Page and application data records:
====
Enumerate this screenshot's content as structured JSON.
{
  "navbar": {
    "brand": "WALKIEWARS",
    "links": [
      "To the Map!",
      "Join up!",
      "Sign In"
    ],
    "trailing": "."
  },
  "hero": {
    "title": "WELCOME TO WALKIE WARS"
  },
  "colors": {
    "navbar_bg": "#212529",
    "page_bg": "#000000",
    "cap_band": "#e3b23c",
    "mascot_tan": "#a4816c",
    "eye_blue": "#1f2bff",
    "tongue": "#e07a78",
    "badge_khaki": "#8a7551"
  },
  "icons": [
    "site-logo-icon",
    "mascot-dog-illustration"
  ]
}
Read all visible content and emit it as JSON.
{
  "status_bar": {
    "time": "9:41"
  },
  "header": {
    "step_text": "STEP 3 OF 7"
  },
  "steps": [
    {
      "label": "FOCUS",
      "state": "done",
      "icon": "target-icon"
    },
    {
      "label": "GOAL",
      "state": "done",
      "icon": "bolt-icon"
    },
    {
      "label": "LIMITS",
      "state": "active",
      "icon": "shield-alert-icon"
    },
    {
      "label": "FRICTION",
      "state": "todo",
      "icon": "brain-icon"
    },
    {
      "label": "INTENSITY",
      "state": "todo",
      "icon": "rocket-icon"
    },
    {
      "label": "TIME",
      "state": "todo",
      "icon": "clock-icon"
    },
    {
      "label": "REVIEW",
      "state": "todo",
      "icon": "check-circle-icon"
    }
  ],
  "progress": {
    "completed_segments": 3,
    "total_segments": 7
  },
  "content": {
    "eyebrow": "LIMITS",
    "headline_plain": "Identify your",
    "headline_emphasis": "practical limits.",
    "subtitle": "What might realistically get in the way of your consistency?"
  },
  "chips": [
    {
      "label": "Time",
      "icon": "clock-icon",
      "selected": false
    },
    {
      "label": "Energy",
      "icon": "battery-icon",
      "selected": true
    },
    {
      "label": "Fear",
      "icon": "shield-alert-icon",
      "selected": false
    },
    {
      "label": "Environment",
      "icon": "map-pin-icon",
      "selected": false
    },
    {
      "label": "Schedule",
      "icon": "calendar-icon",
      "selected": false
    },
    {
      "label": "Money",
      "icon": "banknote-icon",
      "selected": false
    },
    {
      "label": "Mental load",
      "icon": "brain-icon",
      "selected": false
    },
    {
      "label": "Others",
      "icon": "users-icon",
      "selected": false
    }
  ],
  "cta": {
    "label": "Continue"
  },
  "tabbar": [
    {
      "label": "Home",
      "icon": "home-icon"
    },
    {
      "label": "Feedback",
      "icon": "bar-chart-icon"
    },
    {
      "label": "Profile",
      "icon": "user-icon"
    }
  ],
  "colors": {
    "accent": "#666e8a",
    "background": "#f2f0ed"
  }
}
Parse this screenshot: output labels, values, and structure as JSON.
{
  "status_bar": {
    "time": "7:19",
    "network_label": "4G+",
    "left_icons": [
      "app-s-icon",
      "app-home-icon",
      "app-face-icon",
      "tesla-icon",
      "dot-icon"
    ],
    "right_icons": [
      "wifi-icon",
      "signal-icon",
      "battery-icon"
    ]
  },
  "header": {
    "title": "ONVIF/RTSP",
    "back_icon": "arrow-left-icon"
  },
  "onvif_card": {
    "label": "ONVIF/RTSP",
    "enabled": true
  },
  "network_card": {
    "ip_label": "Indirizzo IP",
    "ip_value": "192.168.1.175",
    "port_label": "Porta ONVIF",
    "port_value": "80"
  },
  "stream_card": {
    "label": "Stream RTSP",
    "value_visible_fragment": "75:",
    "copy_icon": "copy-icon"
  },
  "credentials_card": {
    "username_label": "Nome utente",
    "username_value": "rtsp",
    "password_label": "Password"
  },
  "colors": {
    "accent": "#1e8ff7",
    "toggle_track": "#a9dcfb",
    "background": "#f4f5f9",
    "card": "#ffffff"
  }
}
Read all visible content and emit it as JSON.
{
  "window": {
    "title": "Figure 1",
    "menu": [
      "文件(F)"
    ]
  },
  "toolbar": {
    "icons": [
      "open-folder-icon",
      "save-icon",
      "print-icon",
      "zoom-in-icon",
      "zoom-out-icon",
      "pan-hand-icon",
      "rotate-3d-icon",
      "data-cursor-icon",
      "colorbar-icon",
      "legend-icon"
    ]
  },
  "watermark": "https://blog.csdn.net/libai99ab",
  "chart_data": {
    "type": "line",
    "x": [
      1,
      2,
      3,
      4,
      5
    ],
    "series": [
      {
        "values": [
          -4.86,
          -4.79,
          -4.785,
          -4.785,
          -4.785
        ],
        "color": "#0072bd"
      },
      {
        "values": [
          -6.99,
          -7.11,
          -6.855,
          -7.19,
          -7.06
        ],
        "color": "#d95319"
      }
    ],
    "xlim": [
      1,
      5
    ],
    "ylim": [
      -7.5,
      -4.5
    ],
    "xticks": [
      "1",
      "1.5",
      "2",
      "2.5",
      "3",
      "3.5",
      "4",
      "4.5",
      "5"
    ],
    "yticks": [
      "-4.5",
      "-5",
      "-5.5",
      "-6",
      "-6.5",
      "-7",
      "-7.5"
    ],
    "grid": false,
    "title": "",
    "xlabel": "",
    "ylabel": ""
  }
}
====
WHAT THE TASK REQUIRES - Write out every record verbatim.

RESPONSE FOR THIS EXERCISE -
Enumerate this screenshot's content as structured JSON.
{
  "navbar": {
    "brand": "WALKIEWARS",
    "links": [
      "To the Map!",
      "Join up!",
      "Sign In"
    ],
    "trailing": "."
  },
  "hero": {
    "title": "WELCOME TO WALKIE WARS"
  },
  "colors": {
    "navbar_bg": "#212529",
    "page_bg": "#000000",
    "cap_band": "#e3b23c",
    "mascot_tan": "#a4816c",
    "eye_blue": "#1f2bff",
    "tongue": "#e07a78",
    "badge_khaki": "#8a7551"
  },
  "icons": [
    "site-logo-icon",
    "mascot-dog-illustration"
  ]
}
Read all visible content and emit it as JSON.
{
  "status_bar": {
    "time": "9:41"
  },
  "header": {
    "step_text": "STEP 3 OF 7"
  },
  "steps": [
    {
      "label": "FOCUS",
      "state": "done",
      "icon": "target-icon"
    },
    {
      "label": "GOAL",
      "state": "done",
      "icon": "bolt-icon"
    },
    {
      "label": "LIMITS",
      "state": "active",
      "icon": "shield-alert-icon"
    },
    {
      "label": "FRICTION",
      "state": "todo",
      "icon": "brain-icon"
    },
    {
      "label": "INTENSITY",
      "state": "todo",
      "icon": "rocket-icon"
    },
    {
      "label": "TIME",
      "state": "todo",
      "icon": "clock-icon"
    },
    {
      "label": "REVIEW",
      "state": "todo",
      "icon": "check-circle-icon"
    }
  ],
  "progress": {
    "completed_segments": 3,
    "total_segments": 7
  },
  "content": {
    "eyebrow": "LIMITS",
    "headline_plain": "Identify your",
    "headline_emphasis": "practical limits.",
    "subtitle": "What might realistically get in the way of your consistency?"
  },
  "chips": [
    {
      "label": "Time",
      "icon": "clock-icon",
      "selected": false
    },
    {
      "label": "Energy",
      "icon": "battery-icon",
      "selected": true
    },
    {
      "label": "Fear",
      "icon": "shield-alert-icon",
      "selected": false
    },
    {
      "label": "Environment",
      "icon": "map-pin-icon",
      "selected": false
    },
    {
      "label": "Schedule",
      "icon": "calendar-icon",
      "selected": false
    },
    {
      "label": "Money",
      "icon": "banknote-icon",
      "selected": false
    },
    {
      "label": "Mental load",
      "icon": "brain-icon",
      "selected": false
    },
    {
      "label": "Others",
      "icon": "users-icon",
      "selected": false
    }
  ],
  "cta": {
    "label": "Continue"
  },
  "tabbar": [
    {
      "label": "Home",
      "icon": "home-icon"
    },
    {
      "label": "Feedback",
      "icon": "bar-chart-icon"
    },
    {
      "label": "Profile",
      "icon": "user-icon"
    }
  ],
  "colors": {
    "accent": "#666e8a",
    "background": "#f2f0ed"
  }
}
Parse this screenshot: output labels, values, and structure as JSON.
{
  "status_bar": {
    "time": "7:19",
    "network_label": "4G+",
    "left_icons": [
      "app-s-icon",
      "app-home-icon",
      "app-face-icon",
      "tesla-icon",
      "dot-icon"
    ],
    "right_icons": [
      "wifi-icon",
      "signal-icon",
      "battery-icon"
    ]
  },
  "header": {
    "title": "ONVIF/RTSP",
    "back_icon": "arrow-left-icon"
  },
  "onvif_card": {
    "label": "ONVIF/RTSP",
    "enabled": true
  },
  "network_card": {
    "ip_label": "Indirizzo IP",
    "ip_value": "192.168.1.175",
    "port_label": "Porta ONVIF",
    "port_value": "80"
  },
  "stream_card": {
    "label": "Stream RTSP",
    "value_visible_fragment": "75:",
    "copy_icon": "copy-icon"
  },
  "credentials_card": {
    "username_label": "Nome utente",
    "username_value": "rtsp",
    "password_label": "Password"
  },
  "colors": {
    "accent": "#1e8ff7",
    "toggle_track": "#a9dcfb",
    "background": "#f4f5f9",
    "card": "#ffffff"
  }
}
Read all visible content and emit it as JSON.
{
  "window": {
    "title": "Figure 1",
    "menu": [
      "文件(F)"
    ]
  },
  "toolbar": {
    "icons": [
      "open-folder-icon",
      "save-icon",
      "print-icon",
      "zoom-in-icon",
      "zoom-out-icon",
      "pan-hand-icon",
      "rotate-3d-icon",
      "data-cursor-icon",
      "colorbar-icon",
      "legend-icon"
    ]
  },
  "watermark": "https://blog.csdn.net/libai99ab",
  "chart_data": {
    "type": "line",
    "x": [
      1,
      2,
      3,
      4,
      5
    ],
    "series": [
      {
        "values": [
          -4.86,
          -4.79,
          -4.785,
          -4.785,
          -4.785
        ],
        "color": "#0072bd"
      },
      {
        "values": [
          -6.99,
          -7.11,
          -6.855,
          -7.19,
          -7.06
        ],
        "color": "#d95319"
      }
    ],
    "xlim": [
      1,
      5
    ],
    "ylim": [
      -7.5,
      -4.5
    ],
    "xticks": [
      "1",
      "1.5",
      "2",
      "2.5",
      "3",
      "3.5",
      "4",
      "4.5",
      "5"
    ],
    "yticks": [
      "-4.5",
      "-5",
      "-5.5",
      "-6",
      "-6.5",
      "-7",
      "-7.5"
    ],
    "grid": false,
    "title": "",
    "xlabel": "",
    "ylabel": ""
  }
}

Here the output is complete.